Though Mosure is still here, competing to fill the starting running back position left vacant by Gartrell Johnson, the classic Green and Gold Game is long gone.
Last year coach Steve Fairchild changed the format, ditching the traditional intrasquad scrimmage for an offense-versus-defense matchup.
So instead of a glorified scrimmage, Saturday’s spring game – weather permitting – will again be more of a glorified practice. Thrilling, I know.
To declare a winner, the team has devised a unique scoring “matrix.” (A matrix that can incredibly decide a winner in a game involving only one complete team.)
Last year the matrix apparently decided that four interceptions by the defense were enough to beat the offense’s lone touchdown, 49-35.
A similar format will be used this weekend, which means fans will again be clueless as to who is supposedly winning the “game.”
Even for the players, the matrix is somewhat of a mystery.
“It always comes up, ” said senior offensive lineman Adrian Martinez. “But as long as there’s always a clear winner, it’s not a big deal. We’re all on the same team.”
Therein lies the problem: there’s too much of this ‘same team’-ness going on — at least from a fan’s perspective.
But from Fairchild’s perspective, pitting the best players against each other benefits the program the most. And based on last year’s progress, it’s hard to argue against what benefits the program the most.
“I think when you split it up, you’re too thin,” Fairchild said. “. I like going 1s on 1s because it gets our best tackle against our best defensive lineman, and then you get more continuity in your play.”

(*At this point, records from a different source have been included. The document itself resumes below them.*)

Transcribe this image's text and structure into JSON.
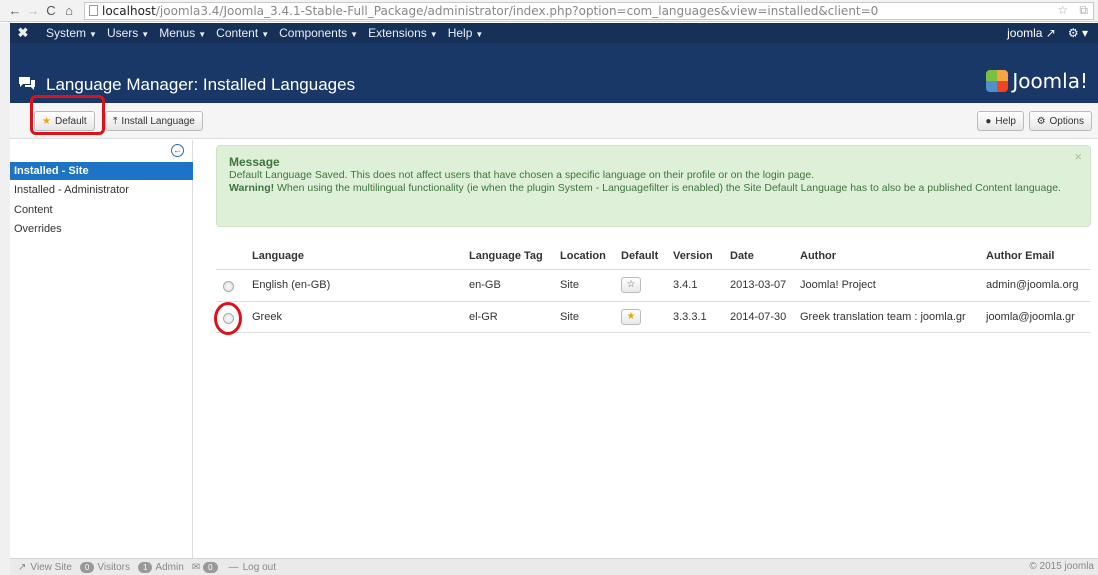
{
  "browser": {
    "back": "←",
    "forward": "→",
    "reload": "C",
    "home": "⌂",
    "url_host": "localhost",
    "url_path": "/joomla3.4/Joomla_3.4.1-Stable-Full_Package/administrator/index.php?option=com_languages&view=installed&client=0",
    "right_icons": "☆ ⧉"
  },
  "topnav": {
    "logo": "✖",
    "menus": [
      "System",
      "Users",
      "Menus",
      "Content",
      "Components",
      "Extensions",
      "Help"
    ],
    "user": "joomla ↗",
    "settings": "⚙ ▾"
  },
  "header": {
    "title_icon": "comments-icon",
    "title": "Language Manager: Installed Languages",
    "brand": "Joomla!"
  },
  "toolbar": {
    "default_label": "Default",
    "install_label": "Install Language",
    "help_label": "Help",
    "options_label": "Options"
  },
  "sidebar": {
    "toggle": "←",
    "items": [
      {
        "label": "Installed - Site",
        "active": true
      },
      {
        "label": "Installed - Administrator",
        "active": false
      },
      {
        "label": "Content",
        "active": false
      },
      {
        "label": "Overrides",
        "active": false
      }
    ]
  },
  "message": {
    "title": "Message",
    "line1": "Default Language Saved. This does not affect users that have chosen a specific language on their profile or on the login page.",
    "warning_label": "Warning!",
    "warning_text": " When using the multilingual functionality (ie when the plugin System - Languagefilter is enabled) the Site Default Language has to also be a published Content language.",
    "close": "×"
  },
  "table": {
    "headers": {
      "language": "Language",
      "tag": "Language Tag",
      "location": "Location",
      "default": "Default",
      "version": "Version",
      "date": "Date",
      "author": "Author",
      "email": "Author Email"
    },
    "rows": [
      {
        "language": "English (en-GB)",
        "tag": "en-GB",
        "location": "Site",
        "default": false,
        "version": "3.4.1",
        "date": "2013-03-07",
        "author": "Joomla! Project",
        "email": "admin@joomla.org"
      },
      {
        "language": "Greek",
        "tag": "el-GR",
        "location": "Site",
        "default": true,
        "version": "3.3.3.1",
        "date": "2014-07-30",
        "author": "Greek translation team : joomla.gr",
        "email": "joomla@joomla.gr"
      }
    ]
  },
  "footer": {
    "view_site": "View Site",
    "visitors_count": "0",
    "visitors": "Visitors",
    "admin_count": "1",
    "admin": "Admin",
    "messages_count": "0",
    "logout": "Log out",
    "copyright": "© 2015 joomla"
  },
  "colors": {
    "nav": "#173058",
    "header": "#1a3867",
    "active": "#1d74c6",
    "success_bg": "#dff0d8",
    "annotation": "#e0101a"
  }
}
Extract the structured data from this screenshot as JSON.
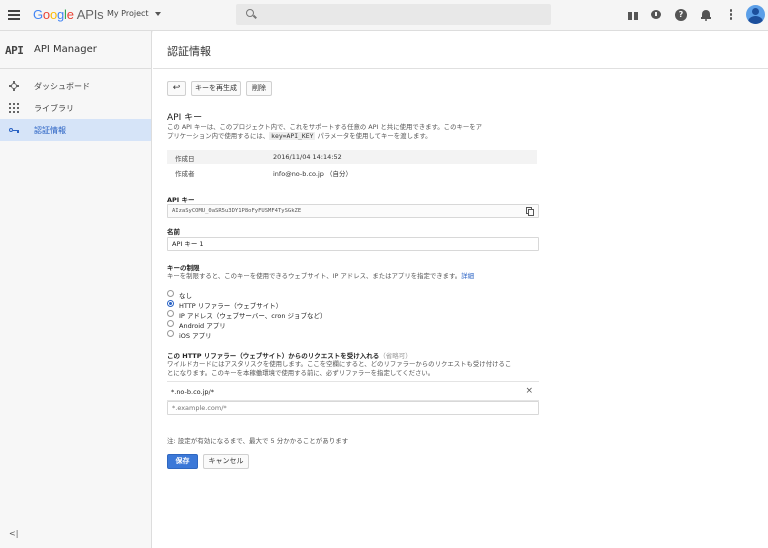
{
  "topbar": {
    "logo_google": [
      "G",
      "o",
      "o",
      "g",
      "l",
      "e"
    ],
    "logo_apis": "APIs",
    "project": "My Project",
    "search_placeholder": "",
    "help_glyph": "?"
  },
  "sidebar": {
    "logo_text": "API",
    "title": "API Manager",
    "items": [
      {
        "label": "ダッシュボード",
        "icon": "dashboard-icon"
      },
      {
        "label": "ライブラリ",
        "icon": "library-icon"
      },
      {
        "label": "認証情報",
        "icon": "key-icon",
        "active": true
      }
    ],
    "collapse_glyph": "<|"
  },
  "page": {
    "title": "認証情報"
  },
  "toolbar": {
    "back_glyph": "↩",
    "regenerate_label": "キーを再生成",
    "delete_label": "削除"
  },
  "apikey_section": {
    "title": "API キー",
    "desc_line1": "この API キーは、このプロジェクト内で、これをサポートする任意の API と共に使用できます。このキーをア",
    "desc_line2_pre": "プリケーション内で使用するには、",
    "desc_code": "key=API_KEY",
    "desc_line2_post": " パラメータを使用してキーを渡します。",
    "created_label": "作成日",
    "created_value": "2016/11/04 14:14:52",
    "creator_label": "作成者",
    "creator_value": "info@no-b.co.jp （自分）",
    "key_label": "API キー",
    "key_value": "AIzaSyCOMU_0aSR5u3DY1P8oFyFUSMF4TySGkZE",
    "name_label": "名前",
    "name_value": "API キー 1"
  },
  "restriction": {
    "title": "キーの制限",
    "desc": "キーを制限すると、このキーを使用できるウェブサイト、IP アドレス、またはアプリを指定できます。",
    "details_link": "詳細",
    "options": [
      {
        "label": "なし",
        "selected": false
      },
      {
        "label": "HTTP リファラー（ウェブサイト）",
        "selected": true
      },
      {
        "label": "IP アドレス（ウェブサーバー、cron ジョブなど）",
        "selected": false
      },
      {
        "label": "Android アプリ",
        "selected": false
      },
      {
        "label": "iOS アプリ",
        "selected": false
      }
    ]
  },
  "referrer": {
    "title": "この HTTP リファラー（ウェブサイト）からのリクエストを受け入れる",
    "optional": "（省略可）",
    "desc_line1": "ワイルドカードにはアスタリスクを使用します。ここを空欄にすると、どのリファラーからのリクエストも受け付けるこ",
    "desc_line2": "とになります。このキーを本稼働環境で使用する前に、必ずリファラーを指定してください。",
    "entry": "*.no-b.co.jp/*",
    "remove_glyph": "×",
    "placeholder": "*.example.com/*"
  },
  "footer": {
    "note": "注: 設定が有効になるまで、最大で 5 分かかることがあります",
    "save_label": "保存",
    "cancel_label": "キャンセル"
  }
}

So then, other than the free pancake breakfast, why should fans even bother showing up to Hughes?
“I think they’ll see some good football. They’ll see some live tackling. They’ll see some guys competing. It’ll be entertaining, we’ll move the ball and keep the score, offense versus defense,” Fairchild said. “I think it’s fun. If you like football, you’ll like it. It’s a better product than, like I said, at this point in our program splitting up our team.”
So while the fan-friendliness may not be up to par, the product should be. A product that, based on initial returns, is getting better by the week. And if the spring game turning into a glorified practice is what it takes for that product to continue to improve, that’s one pill Ram fans will have to swallow.
Fairchild has a plan, and so far things have gone accordingly.
In addition to a more advanced playbook and a higher dedication to offseason workouts, a change in the spring game is just one of the many ways Fairchild has put his stamp on the program — stamps that were definitely needed.
As for the “game” on Saturday, my money’s on the offense. No matter who’s the quarterback, the strength of the team this weekend, and next fall, should be the offensive line. The senior-laden unit returns all its parts from last year and should provide plenty of production on the ground.
That experience has Martinez feeling plenty confident for Saturday, and rightfully so.
“That D-line and linebacking corps, I hope they’re ready,” Martinez said jokingly, “because all of us on the O-line are ready to go.”
Sports columnist Sean Star can be reached at firstname.lastname@example.org.